- Have no access to their parents or guardians (although children may be living with their parents or guardians and still be exploited).
- Look intimidated.
- Behave in a way that does not correspond with behaviour typical of children their age.
- Have no friends of their own age.
- Have no access to education.
- Have no time for playing.
- Live apart from other children and in substandard accommodation,
- Eat apart from other members of the “family”.
- Be given only leftovers to eat.
- Be engaged in work that is not suitable for children.
- Travel unaccompanied by adults.
- Travel in groups with persons who are not relatives.
The National Referral Mechanism (NRM) is a framework for identifying and referring potential victims of modern slavery and ensuring they receive the appropriate support.
Modern slavery is a term that covers:
- Servitude and forced or compulsory labour
- Human trafficking
From 31 July 2015, potential victims of slavery, servitude and forced or compulsory labour in England and Wales recognised with a positive reasonable grounds decision, may also have access to support previously only offered to potential victims of human trafficking.
The child’s details should be provided using the forms available on the National Referral Mechanism website.
Section 48 of the Modern Slavery Act 2015 requires that Independent Child Trafficking Guardians ‘ICTG’ (previously known as ICTA – Independent Child Trafficking Advocates) are appointed to provide an independent service through a contract with the Home Office.
From May 2021, ICTG’s are available in most local authorities. Further details can be found in the Interim Guidance for Independent Child Trafficking Guardians.
For localities where the ICTG service has been implemented, if the first responder considers a child to be a potential victim of modern slavery, they should refer them to the ICTG service by completing the online referral form. This is in addition to following usual safeguarding routes and NRM referrals. ICTG’s are appointed based on their experiences relevant to child trafficking, criminal justice, social care, asylum and immigration by the service provider and offer a source of advice for trafficked children. An ICTG provides advocacy on behalf of child victims. Further information can be found here.
- Care of Unaccompanied Migrant Children and Child Victims of Modern Slavery: Statutory Guidance for Local Authorities, November 2017
- Safeguarding Children who May Have Been Trafficked (Home Office, 2011)
- Modern Slavery Helpline and Resource Centre – Unseen
- NSPCC – Child Trafficking
- NSPCC Child Trafficking Advice Centre (CTAC)
- Duty to Notify the Home Office of Potential Victims of Modern Slavery
- Home Office Circular – Modern Slavery Act 2015
- Modern Slavery: Duty to Notify Factsheets (GOV.UK, October 2016)
- Support for Victims of Modern Slavery (Home Office, 2016)
- Victims of Modern Slavery – Guidance for Frontline Staff (UK Visas and Immigration, March 2016)

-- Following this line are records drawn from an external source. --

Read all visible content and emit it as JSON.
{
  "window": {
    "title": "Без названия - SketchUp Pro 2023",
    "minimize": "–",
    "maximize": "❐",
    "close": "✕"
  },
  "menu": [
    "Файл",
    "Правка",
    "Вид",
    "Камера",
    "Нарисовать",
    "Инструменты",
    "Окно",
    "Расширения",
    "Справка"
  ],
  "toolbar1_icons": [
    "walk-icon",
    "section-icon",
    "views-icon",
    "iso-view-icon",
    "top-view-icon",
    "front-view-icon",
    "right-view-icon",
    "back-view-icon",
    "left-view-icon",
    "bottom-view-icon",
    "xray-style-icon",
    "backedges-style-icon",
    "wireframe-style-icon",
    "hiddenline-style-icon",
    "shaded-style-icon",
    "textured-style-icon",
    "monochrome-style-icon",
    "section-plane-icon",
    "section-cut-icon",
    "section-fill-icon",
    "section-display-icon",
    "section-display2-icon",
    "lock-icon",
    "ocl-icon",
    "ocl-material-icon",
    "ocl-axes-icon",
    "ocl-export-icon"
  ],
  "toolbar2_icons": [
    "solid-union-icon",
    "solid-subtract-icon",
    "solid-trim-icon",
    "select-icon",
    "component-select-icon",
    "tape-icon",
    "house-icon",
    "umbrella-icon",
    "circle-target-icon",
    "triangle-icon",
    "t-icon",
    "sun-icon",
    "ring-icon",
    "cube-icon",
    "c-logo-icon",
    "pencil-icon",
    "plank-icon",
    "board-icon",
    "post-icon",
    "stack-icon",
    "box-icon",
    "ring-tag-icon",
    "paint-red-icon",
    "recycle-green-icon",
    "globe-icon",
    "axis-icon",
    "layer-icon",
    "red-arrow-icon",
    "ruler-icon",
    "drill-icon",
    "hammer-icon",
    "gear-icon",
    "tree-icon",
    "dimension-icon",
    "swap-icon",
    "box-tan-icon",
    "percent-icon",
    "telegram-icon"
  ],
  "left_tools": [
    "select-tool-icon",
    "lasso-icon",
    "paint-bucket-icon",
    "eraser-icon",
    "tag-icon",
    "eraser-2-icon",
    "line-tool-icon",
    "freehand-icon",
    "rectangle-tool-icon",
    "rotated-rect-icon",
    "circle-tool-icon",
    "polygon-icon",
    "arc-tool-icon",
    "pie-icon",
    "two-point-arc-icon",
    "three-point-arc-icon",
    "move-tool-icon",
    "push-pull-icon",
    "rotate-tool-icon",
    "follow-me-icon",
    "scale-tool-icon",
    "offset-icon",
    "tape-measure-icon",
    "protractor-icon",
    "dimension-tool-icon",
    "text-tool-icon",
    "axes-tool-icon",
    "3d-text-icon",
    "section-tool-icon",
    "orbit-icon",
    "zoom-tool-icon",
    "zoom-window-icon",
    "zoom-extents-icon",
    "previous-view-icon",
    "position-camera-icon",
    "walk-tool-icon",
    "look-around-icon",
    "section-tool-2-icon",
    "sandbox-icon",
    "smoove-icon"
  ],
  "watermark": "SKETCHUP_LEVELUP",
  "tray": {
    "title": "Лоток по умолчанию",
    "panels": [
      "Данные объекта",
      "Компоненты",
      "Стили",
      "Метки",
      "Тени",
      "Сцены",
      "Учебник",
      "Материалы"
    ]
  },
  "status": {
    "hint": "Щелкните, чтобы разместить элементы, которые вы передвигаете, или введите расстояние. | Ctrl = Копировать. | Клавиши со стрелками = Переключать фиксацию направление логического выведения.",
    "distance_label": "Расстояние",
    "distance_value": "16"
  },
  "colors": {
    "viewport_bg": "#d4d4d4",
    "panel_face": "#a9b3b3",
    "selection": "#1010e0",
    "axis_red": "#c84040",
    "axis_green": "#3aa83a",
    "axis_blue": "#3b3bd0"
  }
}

- Guidance on Processing Children’s Asylum Claims
- Victims of Human Trafficking: Competent Authority Guidance
- National Referral Mechanism: Guidance for Child First Responders

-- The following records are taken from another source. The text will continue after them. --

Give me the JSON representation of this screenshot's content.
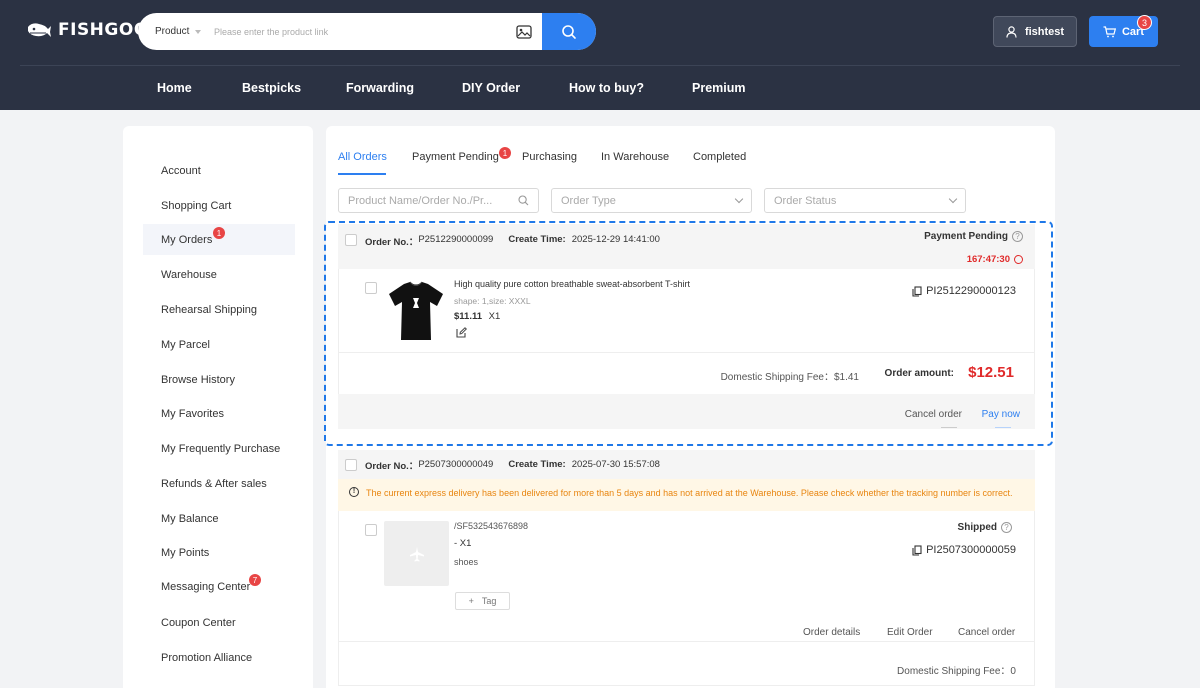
{
  "header": {
    "logo_text": "FISHGOO",
    "search": {
      "type": "Product",
      "placeholder": "Please enter the product link"
    },
    "user": "fishtest",
    "cart": {
      "label": "Cart",
      "count": "3"
    },
    "nav": [
      "Home",
      "Bestpicks",
      "Forwarding",
      "DIY Order",
      "How to buy?",
      "Premium"
    ]
  },
  "sidebar": {
    "items": [
      {
        "label": "Account"
      },
      {
        "label": "Shopping Cart"
      },
      {
        "label": "My Orders",
        "badge": "1"
      },
      {
        "label": "Warehouse"
      },
      {
        "label": "Rehearsal Shipping"
      },
      {
        "label": "My Parcel"
      },
      {
        "label": "Browse History"
      },
      {
        "label": "My Favorites"
      },
      {
        "label": "My Frequently Purchase"
      },
      {
        "label": "Refunds & After sales"
      },
      {
        "label": "My Balance"
      },
      {
        "label": "My Points"
      },
      {
        "label": "Messaging Center",
        "badge": "7"
      },
      {
        "label": "Coupon Center"
      },
      {
        "label": "Promotion Alliance"
      }
    ]
  },
  "main": {
    "tabs": [
      {
        "label": "All Orders"
      },
      {
        "label": "Payment Pending",
        "badge": "1"
      },
      {
        "label": "Purchasing"
      },
      {
        "label": "In Warehouse"
      },
      {
        "label": "Completed"
      }
    ],
    "filters": {
      "search_placeholder": "Product Name/Order No./Pr...",
      "order_type": "Order Type",
      "order_status": "Order Status"
    }
  },
  "orders": [
    {
      "order_no_label": "Order No.：",
      "order_no": "P2512290000099",
      "create_time_label": "Create Time:",
      "create_time": "2025-12-29 14:41:00",
      "status": "Payment Pending",
      "timer": "167:47:30",
      "item_title": "High quality pure cotton breathable sweat-absorbent T-shirt",
      "item_spec": "shape: 1,size: XXXL",
      "item_price": "$11.11",
      "item_qty": "X1",
      "item_code": "PI2512290000123",
      "shipping_fee_label": "Domestic Shipping Fee：$1.41",
      "order_amount_label": "Order amount:",
      "order_amount": "$12.51",
      "actions": [
        "Cancel order",
        "Pay now"
      ]
    },
    {
      "order_no_label": "Order No.：",
      "order_no": "P2507300000049",
      "create_time_label": "Create Time:",
      "create_time": "2025-07-30 15:57:08",
      "warning": "The current express delivery has been delivered for more than 5 days and has not arrived at the Warehouse. Please check whether the tracking number is correct.",
      "item_tracking": "/SF532543676898",
      "item_line": "-  X1",
      "item_note": "shoes",
      "tag_label": "Tag",
      "status": "Shipped",
      "item_code": "PI2507300000059",
      "actions": [
        "Order details",
        "Edit Order",
        "Cancel order"
      ],
      "shipping_fee_label": "Domestic Shipping Fee：0"
    }
  ],
  "colors": {
    "header_bg": "#2b3243",
    "accent": "#2d7ff0",
    "danger": "#e02a2a",
    "warning": "#e8850f"
  }
}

- National Transfer Protocol for Unaccompanied Asylum Seeking Children
- Child Protection: Working with Foreign Authorities
- Local Government Association – Council Support: Refugees, Asylum Seekers and Unaccompanied Children
- Unaccompanied Asylum-seeking Children (UASC): Funding Instructions
- Modern Slavery Act 2015
- Modern Slavery Act 2015: Recent developments – Briefing Paper
- College of Policing – Modern Slavery
- NSPCC – ICARUS leaflets
- Refugee Council – Children’s Panel
- Gangmasters & Labour Abuse Authority
- Modern Slavery Partnership for Hampshire and IOW